We need holistic, trans-disciplinary methods and techniques to plan and run such integrated energy systems in various and diverse environments. We work on how to connect such systems and environments and how we can identify, access and exploit the interdependencies, synergies and antagonisms that exist between them. This involves analysis and design by modeling and simulation, potentially with hardware in the loop, as well as the design of appropriate ICT approaches, coordination and managing mechanisms such as markets for supply/demand matching and ancillary services, and scheduling and planning systems for local energy management and long-term infrastructure investments. The application environments range from Smart Cities via integrated and cooperative industry parks up to cross-country mechanisms.
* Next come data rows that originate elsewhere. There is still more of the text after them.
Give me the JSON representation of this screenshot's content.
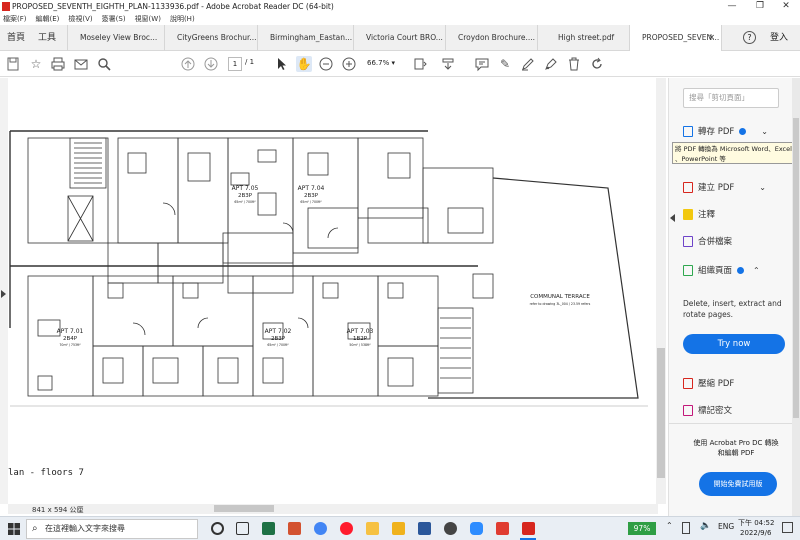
{
  "window": {
    "title": "PROPOSED_SEVENTH_EIGHTH_PLAN-1133936.pdf - Adobe Acrobat Reader DC (64-bit)",
    "controls": [
      "—",
      "❐",
      "✕"
    ]
  },
  "menu": [
    "檔案(F)",
    "編輯(E)",
    "檢視(V)",
    "簽署(S)",
    "視窗(W)",
    "說明(H)"
  ],
  "tabs": {
    "home": "首頁",
    "tools": "工具",
    "docs": [
      "Moseley View Broc...",
      "CityGreens Brochur...",
      "Birmingham_Eastan...",
      "Victoria Court BRO...",
      "Croydon Brochure....",
      "High street.pdf",
      "PROPOSED_SEVEN..."
    ],
    "close": "✕",
    "help": "?",
    "login": "登入"
  },
  "toolbar": {
    "page_current": "1",
    "page_total": "/ 1",
    "zoom": "66.7%"
  },
  "plan": {
    "units": [
      {
        "name": "APT 7.05",
        "type": "2B3P",
        "area": "65m² / 700ft²"
      },
      {
        "name": "APT 7.04",
        "type": "2B3P",
        "area": "65m² / 700ft²"
      },
      {
        "name": "APT 7.01",
        "type": "2B4P",
        "area": "70m² / 753ft²"
      },
      {
        "name": "APT 7.02",
        "type": "2B3P",
        "area": "65m² / 700ft²"
      },
      {
        "name": "APT 7.03",
        "type": "1B2P",
        "area": "50m² / 538ft²"
      }
    ],
    "terrace_label": "COMMUNAL TERRACE",
    "terrace_sub": "refer to drawing 3L_004 / 23.59 refers",
    "caption": "lan - floors 7"
  },
  "status": {
    "page_size": "841 x 594 公厘"
  },
  "rightpane": {
    "search_placeholder": "搜尋「剪切頁面」",
    "export_pdf": "轉存 PDF",
    "tooltip": "將 PDF 轉換為 Microsoft Word、Excel 、PowerPoint 等",
    "create_pdf": "建立 PDF",
    "comment": "注釋",
    "combine": "合併檔案",
    "organize": "組織頁面",
    "organize_desc": "Delete, insert, extract and rotate pages.",
    "try_now": "Try now",
    "compress": "壓縮 PDF",
    "redact": "標記密文",
    "promo": "使用 Acrobat Pro DC 轉換和編輯 PDF",
    "trial": "開始免費試用版"
  },
  "taskbar": {
    "search_placeholder": "在這裡輸入文字來搜尋",
    "battery": "97%",
    "lang": "ENG",
    "time": "下午 04:52",
    "date": "2022/9/6"
  },
  "colors": {
    "accent_blue": "#1473e6",
    "acrobat_red": "#d7261e",
    "battery_green": "#2f9e44"
  }
}
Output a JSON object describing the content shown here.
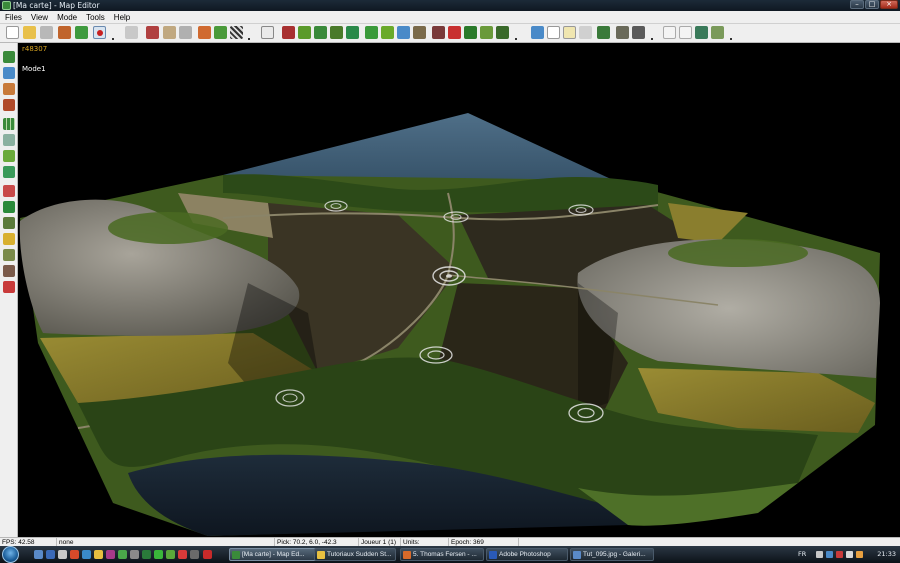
{
  "window": {
    "title": "[Ma carte] - Map Editor"
  },
  "menu": [
    "Files",
    "View",
    "Mode",
    "Tools",
    "Help"
  ],
  "toolbar_icons": [
    "new-icon",
    "open-icon",
    "save-icon",
    "brush-icon",
    "fill-icon",
    "flag-icon",
    "undo-icon",
    "edit-icon",
    "paint-icon",
    "mountain-icon",
    "terrain-green-icon",
    "grid-icon",
    "checker-icon",
    "pointer-icon",
    "tree-icon",
    "forest-icon",
    "road-icon",
    "grass-icon",
    "field-icon",
    "unit-icon",
    "house-icon",
    "water-icon",
    "rock-icon",
    "object-icon",
    "fire-icon",
    "bush-icon",
    "crop-icon",
    "export-icon",
    "image-icon",
    "text-icon",
    "copy-icon",
    "plant-icon",
    "settings-icon",
    "tools-icon",
    "frame-icon",
    "window-icon",
    "screenshot-icon",
    "terrain-icon"
  ],
  "left_tools": [
    "select-tool-icon",
    "water-tool-icon",
    "house-tool-icon",
    "building-tool-icon",
    "grid-tool-icon",
    "road-tool-icon",
    "texture-tool-icon",
    "field-tool-icon",
    "object-tool-icon",
    "tree-tool-icon",
    "bush-tool-icon",
    "forest-tool-icon",
    "fence-tool-icon",
    "unit-tool-icon",
    "flag-tool-icon"
  ],
  "viewport": {
    "revision": "r48307",
    "mode_label": "Mode1"
  },
  "statusbar": {
    "fps": "FPS: 42.58",
    "selection": "none",
    "pick": "Pick: 70.2, 6.0, -42.3",
    "player": "Joueur 1 (1)",
    "units": "Units:",
    "epoch": "Epoch: 369"
  },
  "taskbar": {
    "tasks": [
      {
        "label": "[Ma carte] - Map Ed...",
        "active": true
      },
      {
        "label": "Tutoriaux Sudden St...",
        "active": false
      },
      {
        "label": "5. Thomas Fersen - ...",
        "active": false
      },
      {
        "label": "Adobe Photoshop",
        "active": false
      },
      {
        "label": "Tut_095.jpg - Galeri...",
        "active": false
      }
    ],
    "language": "FR",
    "time": "21:33"
  },
  "colors": {
    "title_bar": "#14202b",
    "chrome": "#efefef",
    "revision_text": "#d9a520",
    "water": "#3f5f78",
    "grass": "#5a7a2a",
    "field": "#8a7e2e",
    "rock": "#8c8a84"
  }
}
Electrical power systems are undergoing a major structural change in generation, transmission, and distribution. This change involves massive integration of power electronic converter based components to interface variable renewable energy based power plants, consumers, and different regions. Such changes are translated into unprecedented operating conditions and steady-state and dynamic performance. The roots of these changes shall be properly understood to design robust control measures to enable the transition towards 100% power supply from predominantly variable renewable energy. A future system with properly designed controls will be able to securely cope with diverse operation conditions and disturbances.
We develop probabilistic models to understand the growing stochastic nature of generation and demand. These models are key for reliability assessment of electrical power systems (involving generation, transmission, and distribution). This also involves developing models of power electronic converter based components, failures, faults, forecasts of demand (including prosumers) and renewable power generation, and sampling of operational scenarios. The probabilistic models constitute the base for the development of computationally efficient algorithms for risk-based systemic (e.g. interconnected power system) reliability assessment, taking into account the interdependencies of different reliability management tasks across different time horizons.
We also conduct research on the study of dynamic phenomena of systems with high penetration of renewable energy and responsive prosumers. This involves a number of activities, ranging from the development of models for power electronic converted based components and dynamic equivalent models for RMS and EMT simulations, up to the design of optimal and adaptive controls to mitigate instability threats. We have vast experience in conducting stability studies based on real-time digital simulation and hardware-in-the loop (RTDS-HIL). The development of the North Sea Transnational Offshore Infrastructure, the interplay transmission-distribution-microgrids, and the provision of ancillary services in the context of multi-energy conversion are among key study cases.